Tradução: Anderson Cunha Rael
Short story with Portuguese, American and UK English versions in the one eBook.
Don’t have kindle? FREE Amazon download for Kindle to your computer or device.
Download and start reading now.
Learn a language and be entertained at the same time
I was humbled recently to be asked to do an author interview at the local University here in Brazil. I really didn’t know what to expect, so this was a learning curve for me.
They had sought me out after some of the English lit students had visited my web site. I have a section on my site, where I ask for help translating one of my shorts, Mystery of the Crimson Robe, to Brazil Portuguese. To date my site has had in the region of seven-hundred hits from Brazil, so this was a great opportunity for me to meet some of the people behind the page hits, and to put a human face on the the sites statistics. They were fully aware I was self published, so I was intrigued as to why they would want to interview me. But then thinking about it, maybe Lee Child or Stephen King, were otherwise engaged.
On arrival at the University, the Professora gave me a list of the twenty nine questions that the students would be asking and told me they would be filming the interview. I had five minutes to prepare and to say I was nervous, doesn’t adequately describe the fear I experienced. I was about to do an exit stage left, until the Professora told me the students were probably more nervous than me.
The interview lasted two hours. I soon learned that they had downloaded my short story books from Amazon etc and studied them. I thought afterward, it was the most rewarding, if not challenging experience I had encountered in my short writing career. I wasn’t expecting what transpired. I thought that was the end of it, but after the interview, they asked if I would return for a seminar in front of the entire English lit students. I agreed.
The week following the interview, I had a good number of the students join my Facebook page, including the University. One of the students emailed me and offered to translate one of my shorts for free and asked permission to make one of the stories into a video game. This project is ongoing.
A month later, I went back to the University as a guest for the seminar they were holding. The seminar included a number of topics, one of which, presented by Samuel, was the depiction of Alice in Wonderland in pictorial form through the ages, which I found very interesting. What surprised me was how much of the Portuguese language I understood. My sponsor for the evening, Magili Sampaio, took the stage to give her presentation, and I nearly fell of my chair, when on the Power Point screen appeared…... DECLAN CONNER-EDGAR ALLEN POE.

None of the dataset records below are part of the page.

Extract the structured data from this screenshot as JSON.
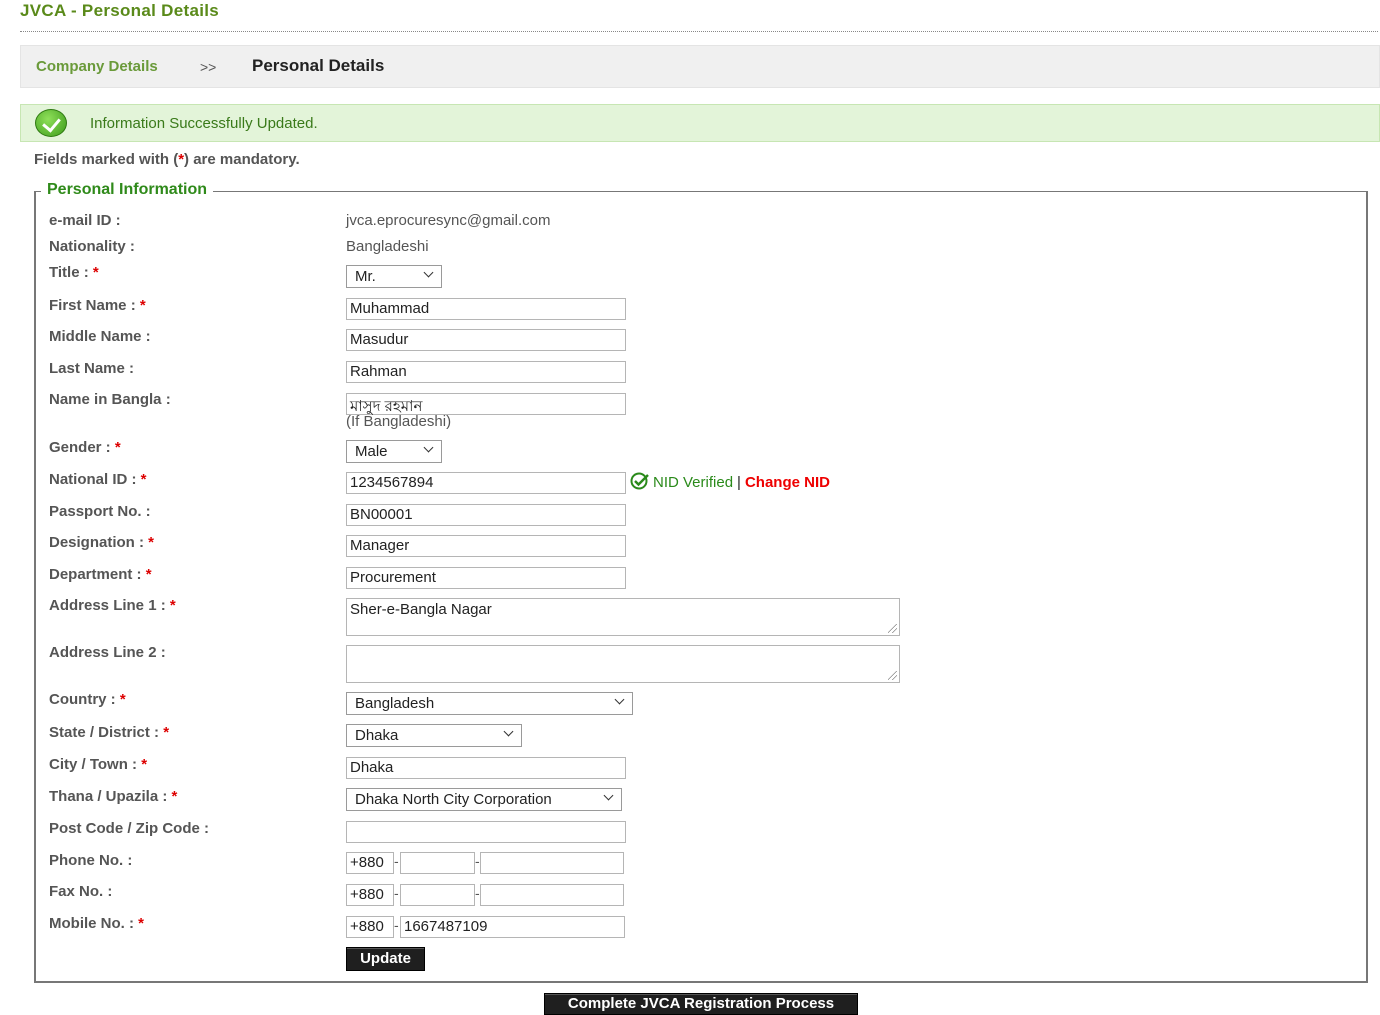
{
  "page": {
    "title": "JVCA - Personal Details"
  },
  "breadcrumb": {
    "link": "Company Details",
    "separator": ">>",
    "current": "Personal Details"
  },
  "message": {
    "success": "Information Successfully Updated."
  },
  "mandatory_note": {
    "prefix": "Fields marked with (",
    "star": "*",
    "suffix": ") are mandatory."
  },
  "section": {
    "legend": "Personal Information"
  },
  "labels": {
    "email": "e-mail ID :",
    "nationality": "Nationality :",
    "title": "Title : ",
    "first_name": "First Name : ",
    "middle_name": "Middle Name :",
    "last_name": "Last Name :",
    "name_bangla": "Name in Bangla :",
    "gender": "Gender : ",
    "national_id": "National ID : ",
    "passport": "Passport No. :",
    "designation": "Designation : ",
    "department": "Department : ",
    "address1": "Address Line 1 : ",
    "address2": "Address Line 2 :",
    "country": "Country : ",
    "state": "State / District : ",
    "city": "City / Town : ",
    "thana": "Thana / Upazila : ",
    "postcode": "Post Code / Zip Code :",
    "phone": "Phone No. :",
    "fax": "Fax No. :",
    "mobile": "Mobile No. : ",
    "required_mark": "*"
  },
  "values": {
    "email": "jvca.eprocuresync@gmail.com",
    "nationality": "Bangladeshi",
    "title": "Mr.",
    "first_name": "Muhammad",
    "middle_name": "Masudur",
    "last_name": "Rahman",
    "name_bangla": "মাসুদ রহমান",
    "name_bangla_hint": "(If Bangladeshi)",
    "gender": "Male",
    "national_id": "1234567894",
    "passport": "BN00001",
    "designation": "Manager",
    "department": "Procurement",
    "address1": "Sher-e-Bangla Nagar",
    "address2": "",
    "country": "Bangladesh",
    "state": "Dhaka",
    "city": "Dhaka",
    "thana": "Dhaka North City Corporation",
    "postcode": "",
    "phone_prefix": "+880",
    "fax_prefix": "+880",
    "mobile_prefix": "+880",
    "mobile": "1667487109",
    "dash": "-"
  },
  "nid": {
    "verified": "NID Verified",
    "pipe": "|",
    "change": "Change NID",
    "icon": "check-circle-icon"
  },
  "buttons": {
    "update": "Update",
    "complete": "Complete JVCA Registration Process"
  },
  "colors": {
    "title_green": "#5a8a1a",
    "legend_green": "#2f8a1a",
    "required_red": "#dd0000",
    "success_bg": "#e3f4d9",
    "button_bg": "#1f1f1f"
  }
}
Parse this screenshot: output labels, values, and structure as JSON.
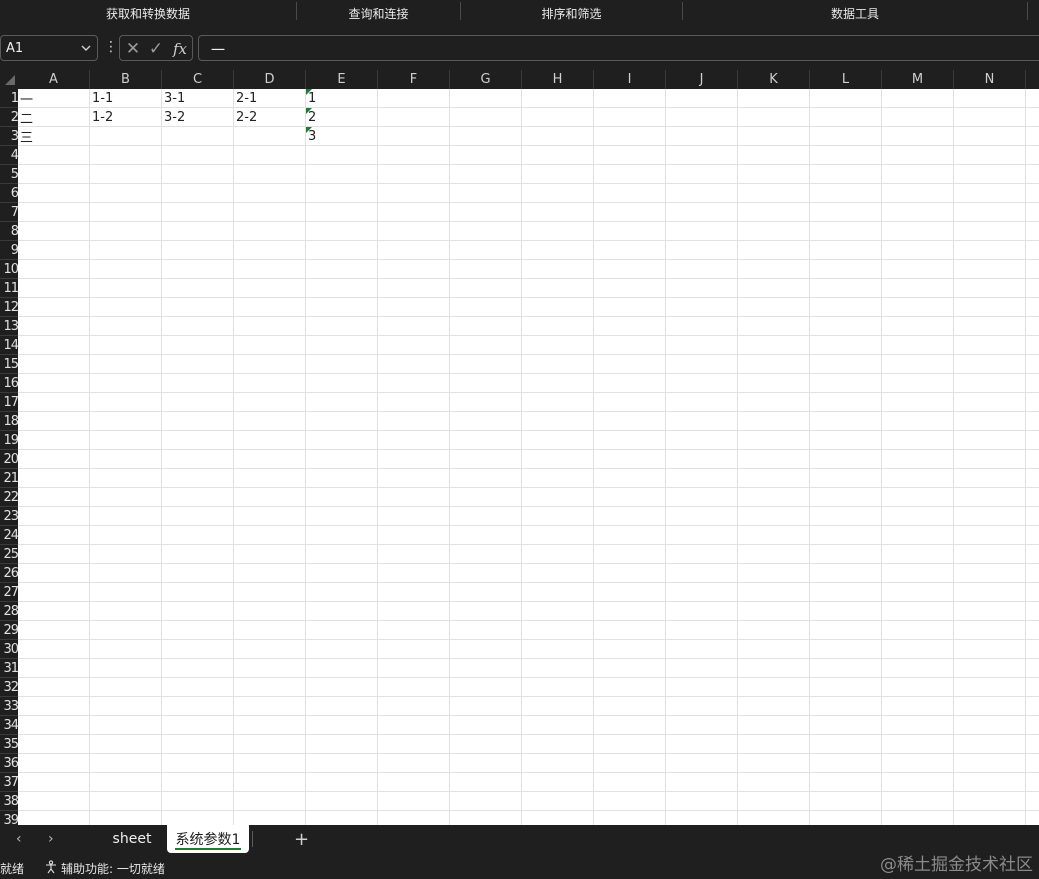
{
  "ribbon": {
    "groups": [
      "获取和转换数据",
      "查询和连接",
      "排序和筛选",
      "数据工具"
    ]
  },
  "formula_bar": {
    "name_box": "A1",
    "more_glyph": "⋮",
    "cancel_glyph": "✕",
    "enter_glyph": "✓",
    "fx_label": "fx",
    "formula": "一"
  },
  "columns": [
    "A",
    "B",
    "C",
    "D",
    "E",
    "F",
    "G",
    "H",
    "I",
    "J",
    "K",
    "L",
    "M",
    "N"
  ],
  "rows": [
    "1",
    "2",
    "3",
    "4",
    "5",
    "6",
    "7",
    "8",
    "9",
    "10",
    "11",
    "12",
    "13",
    "14",
    "15",
    "16",
    "17",
    "18",
    "19",
    "20",
    "21",
    "22",
    "23",
    "24",
    "25",
    "26",
    "27",
    "28",
    "29",
    "30",
    "31",
    "32",
    "33",
    "34",
    "35",
    "36",
    "37",
    "38",
    "39"
  ],
  "cells": {
    "A1": "一",
    "B1": "1-1",
    "C1": "3-1",
    "D1": "2-1",
    "E1": "1",
    "A2": "二",
    "B2": "1-2",
    "C2": "3-2",
    "D2": "2-2",
    "E2": "2",
    "A3": "三",
    "E3": "3"
  },
  "sheets": {
    "prev_glyph": "‹",
    "next_glyph": "›",
    "tabs": [
      "sheet",
      "系统参数1"
    ],
    "active": "系统参数1",
    "add_glyph": "+"
  },
  "status": {
    "ready": "就绪",
    "accessibility": "辅助功能: 一切就绪",
    "watermark": "@稀土掘金技术社区"
  },
  "colors": {
    "accent_green": "#1e7b34",
    "chrome_bg": "#1f1f1f",
    "grid_line": "#e1e1e1"
  }
}
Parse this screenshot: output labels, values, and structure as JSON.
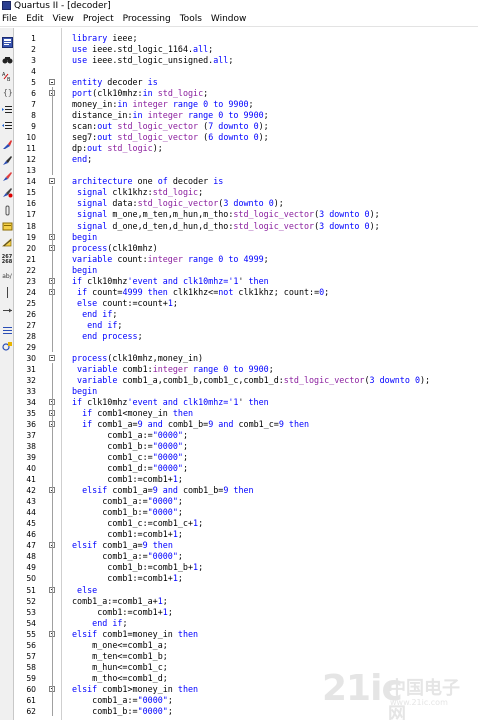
{
  "window": {
    "title": "Quartus II - [decoder]"
  },
  "menu": [
    "File",
    "Edit",
    "View",
    "Project",
    "Processing",
    "Tools",
    "Window"
  ],
  "toolbar": {
    "icons": [
      "editor-icon",
      "find-icon",
      "find-replace-icon",
      "bracket-icon",
      "indent-icon",
      "unindent-icon",
      "brush-icon",
      "pen-icon",
      "highlight-icon",
      "stop-icon",
      "clip-icon",
      "template-icon",
      "insert-icon",
      "line-number-icon",
      "ab-icon",
      "vertical-bar-icon",
      "arrow-icon",
      "list-icon",
      "settings-icon"
    ],
    "line_number_label": [
      "267",
      "268"
    ],
    "ab_label": "ab/"
  },
  "watermark": {
    "brand": "21ic",
    "brand_cn": "中国电子网",
    "url": "www.21ic.com"
  },
  "code_lines": [
    {
      "n": "1",
      "t": "library ieee;"
    },
    {
      "n": "2",
      "t": "use ieee.std_logic_1164.all;"
    },
    {
      "n": "3",
      "t": "use ieee.std_logic_unsigned.all;"
    },
    {
      "n": "4",
      "t": ""
    },
    {
      "n": "5",
      "t": "entity decoder is",
      "fold": true
    },
    {
      "n": "6",
      "t": "port(clk10mhz:in std_logic;",
      "fold": true
    },
    {
      "n": "7",
      "t": "money_in:in integer range 0 to 9900;"
    },
    {
      "n": "8",
      "t": "distance_in:in integer range 0 to 9900;"
    },
    {
      "n": "9",
      "t": "scan:out std_logic_vector (7 downto 0);"
    },
    {
      "n": "10",
      "t": "seg7:out std_logic_vector (6 downto 0);"
    },
    {
      "n": "11",
      "t": "dp:out std_logic);"
    },
    {
      "n": "12",
      "t": "end;"
    },
    {
      "n": "13",
      "t": ""
    },
    {
      "n": "14",
      "t": "architecture one of decoder is",
      "fold": true
    },
    {
      "n": "15",
      "t": " signal clk1khz:std_logic;"
    },
    {
      "n": "16",
      "t": " signal data:std_logic_vector(3 downto 0);"
    },
    {
      "n": "17",
      "t": " signal m_one,m_ten,m_hun,m_tho:std_logic_vector(3 downto 0);"
    },
    {
      "n": "18",
      "t": " signal d_one,d_ten,d_hun,d_tho:std_logic_vector(3 downto 0);"
    },
    {
      "n": "19",
      "t": "begin",
      "fold": true
    },
    {
      "n": "20",
      "t": "process(clk10mhz)",
      "fold": true
    },
    {
      "n": "21",
      "t": "variable count:integer range 0 to 4999;"
    },
    {
      "n": "22",
      "t": "begin"
    },
    {
      "n": "23",
      "t": "if clk10mhz'event and clk10mhz='1' then",
      "fold": true
    },
    {
      "n": "24",
      "t": " if count=4999 then clk1khz<=not clk1khz; count:=0;",
      "fold": true
    },
    {
      "n": "25",
      "t": " else count:=count+1;"
    },
    {
      "n": "26",
      "t": "  end if;"
    },
    {
      "n": "27",
      "t": "   end if;"
    },
    {
      "n": "28",
      "t": "  end process;"
    },
    {
      "n": "29",
      "t": ""
    },
    {
      "n": "30",
      "t": "process(clk10mhz,money_in)",
      "fold": true
    },
    {
      "n": "31",
      "t": " variable comb1:integer range 0 to 9900;"
    },
    {
      "n": "32",
      "t": " variable comb1_a,comb1_b,comb1_c,comb1_d:std_logic_vector(3 downto 0);"
    },
    {
      "n": "33",
      "t": "begin"
    },
    {
      "n": "34",
      "t": "if clk10mhz'event and clk10mhz='1' then",
      "fold": true
    },
    {
      "n": "35",
      "t": "  if comb1<money_in then",
      "fold": true
    },
    {
      "n": "36",
      "t": "  if comb1_a=9 and comb1_b=9 and comb1_c=9 then",
      "fold": true
    },
    {
      "n": "37",
      "t": "       comb1_a:=\"0000\";"
    },
    {
      "n": "38",
      "t": "       comb1_b:=\"0000\";"
    },
    {
      "n": "39",
      "t": "       comb1_c:=\"0000\";"
    },
    {
      "n": "40",
      "t": "       comb1_d:=\"0000\";"
    },
    {
      "n": "41",
      "t": "       comb1:=comb1+1;"
    },
    {
      "n": "42",
      "t": "  elsif comb1_a=9 and comb1_b=9 then",
      "fold": true
    },
    {
      "n": "43",
      "t": "      comb1_a:=\"0000\";"
    },
    {
      "n": "44",
      "t": "      comb1_b:=\"0000\";"
    },
    {
      "n": "45",
      "t": "       comb1_c:=comb1_c+1;"
    },
    {
      "n": "46",
      "t": "       comb1:=comb1+1;"
    },
    {
      "n": "47",
      "t": "elsif comb1_a=9 then",
      "fold": true
    },
    {
      "n": "48",
      "t": "      comb1_a:=\"0000\";"
    },
    {
      "n": "49",
      "t": "       comb1_b:=comb1_b+1;"
    },
    {
      "n": "50",
      "t": "       comb1:=comb1+1;"
    },
    {
      "n": "51",
      "t": " else",
      "fold": true
    },
    {
      "n": "52",
      "t": "comb1_a:=comb1_a+1;"
    },
    {
      "n": "53",
      "t": "     comb1:=comb1+1;"
    },
    {
      "n": "54",
      "t": "    end if;"
    },
    {
      "n": "55",
      "t": "elsif comb1=money_in then",
      "fold": true
    },
    {
      "n": "56",
      "t": "    m_one<=comb1_a;"
    },
    {
      "n": "57",
      "t": "    m_ten<=comb1_b;"
    },
    {
      "n": "58",
      "t": "    m_hun<=comb1_c;"
    },
    {
      "n": "59",
      "t": "    m_tho<=comb1_d;"
    },
    {
      "n": "60",
      "t": "elsif comb1>money_in then",
      "fold": true
    },
    {
      "n": "61",
      "t": "    comb1_a:=\"0000\";"
    },
    {
      "n": "62",
      "t": "    comb1_b:=\"0000\";"
    }
  ]
}
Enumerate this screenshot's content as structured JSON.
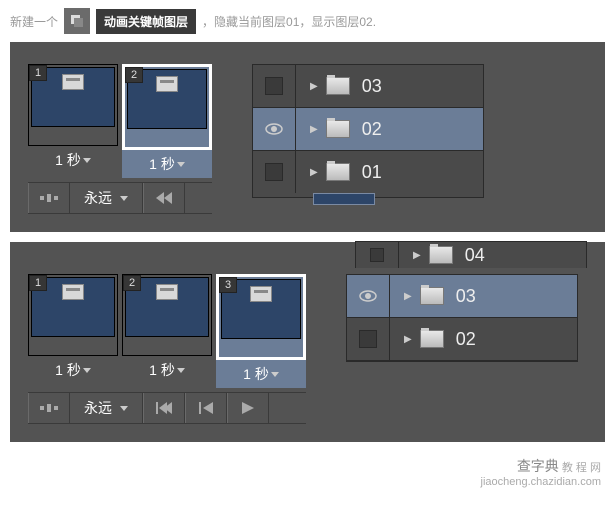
{
  "header": {
    "prefix": "新建一个",
    "highlight": "动画关键帧图层",
    "suffix": "，隐藏当前图层01，显示图层02."
  },
  "panel1": {
    "frames": [
      {
        "num": "1",
        "duration": "1 秒",
        "selected": false
      },
      {
        "num": "2",
        "duration": "1 秒",
        "selected": true
      }
    ],
    "loop": "永远",
    "layers": [
      {
        "name": "03",
        "visible": false,
        "selected": false
      },
      {
        "name": "02",
        "visible": true,
        "selected": true
      },
      {
        "name": "01",
        "visible": false,
        "selected": false
      }
    ]
  },
  "panel2": {
    "extra_layer": "04",
    "frames": [
      {
        "num": "1",
        "duration": "1 秒",
        "selected": false
      },
      {
        "num": "2",
        "duration": "1 秒",
        "selected": false
      },
      {
        "num": "3",
        "duration": "1 秒",
        "selected": true
      }
    ],
    "loop": "永远",
    "layers": [
      {
        "name": "03",
        "visible": true,
        "selected": true
      },
      {
        "name": "02",
        "visible": false,
        "selected": false
      }
    ]
  },
  "watermark": {
    "brand": "查字典",
    "site": "教 程 网",
    "url": "jiaocheng.chazidian.com"
  }
}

The presentation was in Portuguese, but basically she was saying that my work was on a par with Edgar Allan Poe. Magili thought that although my stories were contemporary and written in a different style, she considered my stories covered the same type of subjects and mindset.
Different book covers of mine kept popping up on the Power Point screen as they discussed the stories. To say I nearly fell of my chair is an understatement. To put the cream on it, Samuel had edited the film he had taken from the first interview and added Portuguese sub titles and played it back. At the end of the film they all applauded. There was a question and answer period, followed by group photo’s, one of which they have posted to my Facebook page.
So who is the Edgar Allan Poe guy? Well if I didn’t know about him before I do now.
Edgar Allan Poe - born, January 19, 1809. He is best known for his tales of the macabre and mystery, Poe was one of the earliest American writers of the short story and is claimed to be the inventor of the detective genre. He is also credited with contributing to the emerging genre of science fiction. He is claimed to be the first well-known American writer to try to earn a living through writing alone, resulting in a financially difficult life and career. The financial aspect of his life; is one point on which I feel I definitely can share an affinity with him, besides our liking for bow ties.
All I can say is that I have never felt so humbled in my life and as a celebrity for a night (or two) if I never achieve anything else with my writing, then the experience will have made it all worthwhile.